§ **Exercise requirements**
Retype the line in which "Convert this screenshot" appears, then every line after it until the records end. Leave out the pictures.

Excerpts from an interface dataset
..............................
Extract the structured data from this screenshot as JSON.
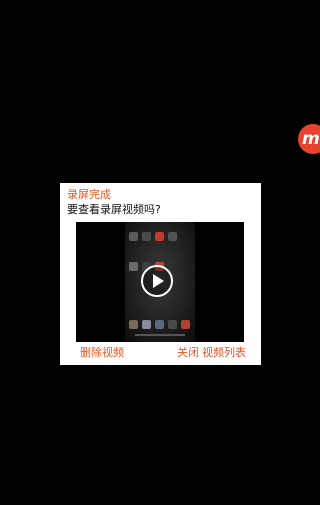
{
  "floating_button": {
    "glyph": "m",
    "color": "#e8432e",
    "icon": "recorder-logo-icon"
  },
  "dialog": {
    "title": "录屏完成",
    "message": "要查看录屏视频吗?",
    "preview": {
      "icon": "play-icon"
    },
    "actions": {
      "delete_label": "删除视频",
      "close_label": "关闭",
      "list_label": "视频列表"
    },
    "accent_color": "#e8561e"
  }
}
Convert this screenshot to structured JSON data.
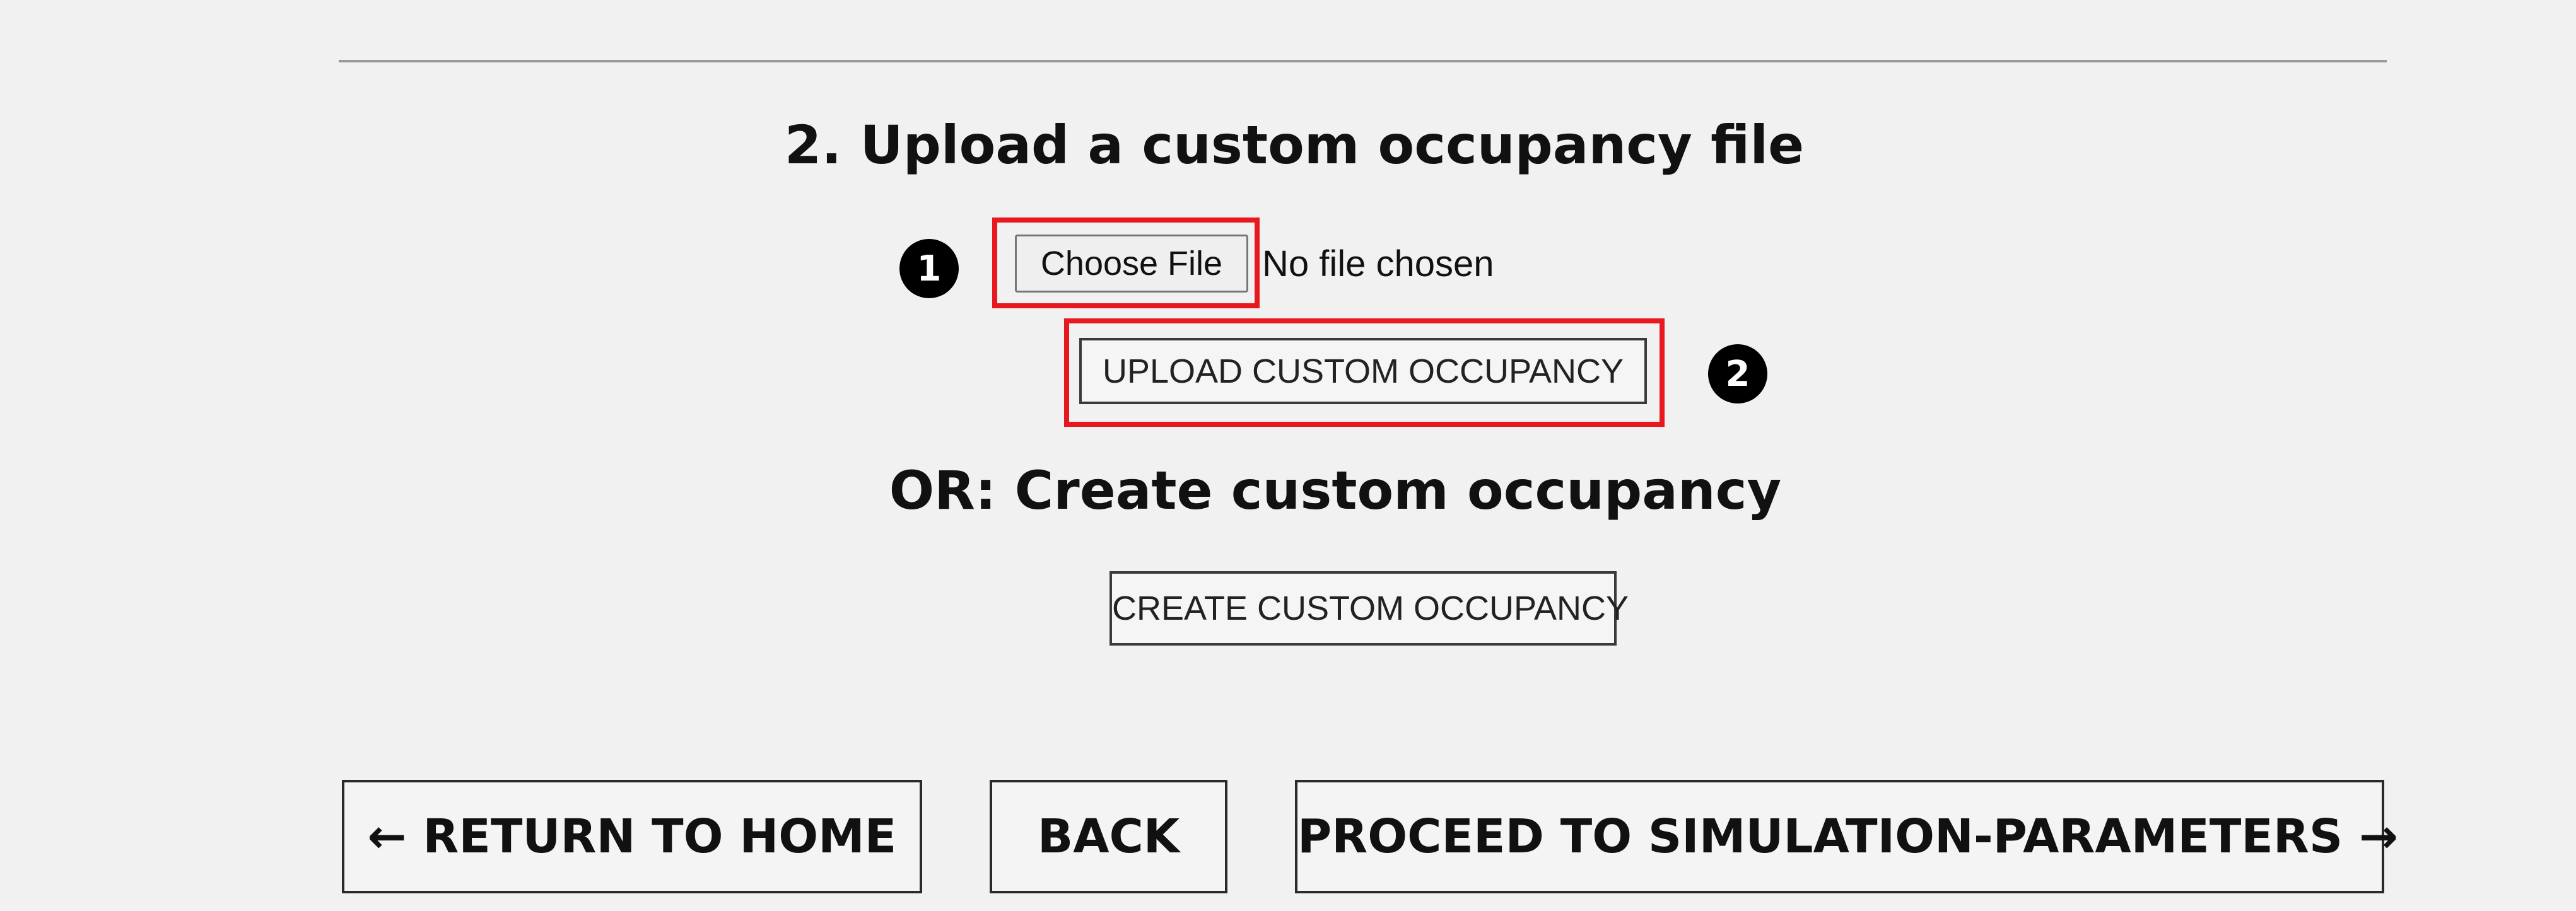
{
  "upload_section": {
    "title": "2. Upload a custom occupancy file",
    "choose_file_label": "Choose File",
    "file_status": "No file chosen",
    "upload_button_label": "UPLOAD CUSTOM OCCUPANCY"
  },
  "create_section": {
    "title": "OR: Create custom occupancy",
    "create_button_label": "CREATE CUSTOM OCCUPANCY"
  },
  "navigation": {
    "home_label": "← RETURN TO HOME",
    "back_label": "BACK",
    "proceed_label": "PROCEED TO SIMULATION-PARAMETERS →"
  },
  "annotations": {
    "step_1": "1",
    "step_2": "2",
    "highlight_color": "#e8191e"
  }
}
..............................
§ **Output for this exercise**
Convert this screenshot to structured JSON data.
{
  "upload_section": {
    "title": "2. Upload a custom occupancy file",
    "choose_file_label": "Choose File",
    "file_status": "No file chosen",
    "upload_button_label": "UPLOAD CUSTOM OCCUPANCY"
  },
  "create_section": {
    "title": "OR: Create custom occupancy",
    "create_button_label": "CREATE CUSTOM OCCUPANCY"
  },
  "navigation": {
    "home_label": "← RETURN TO HOME",
    "back_label": "BACK",
    "proceed_label": "PROCEED TO SIMULATION-PARAMETERS →"
  },
  "annotations": {
    "step_1": "1",
    "step_2": "2",
    "highlight_color": "#e8191e"
  }
}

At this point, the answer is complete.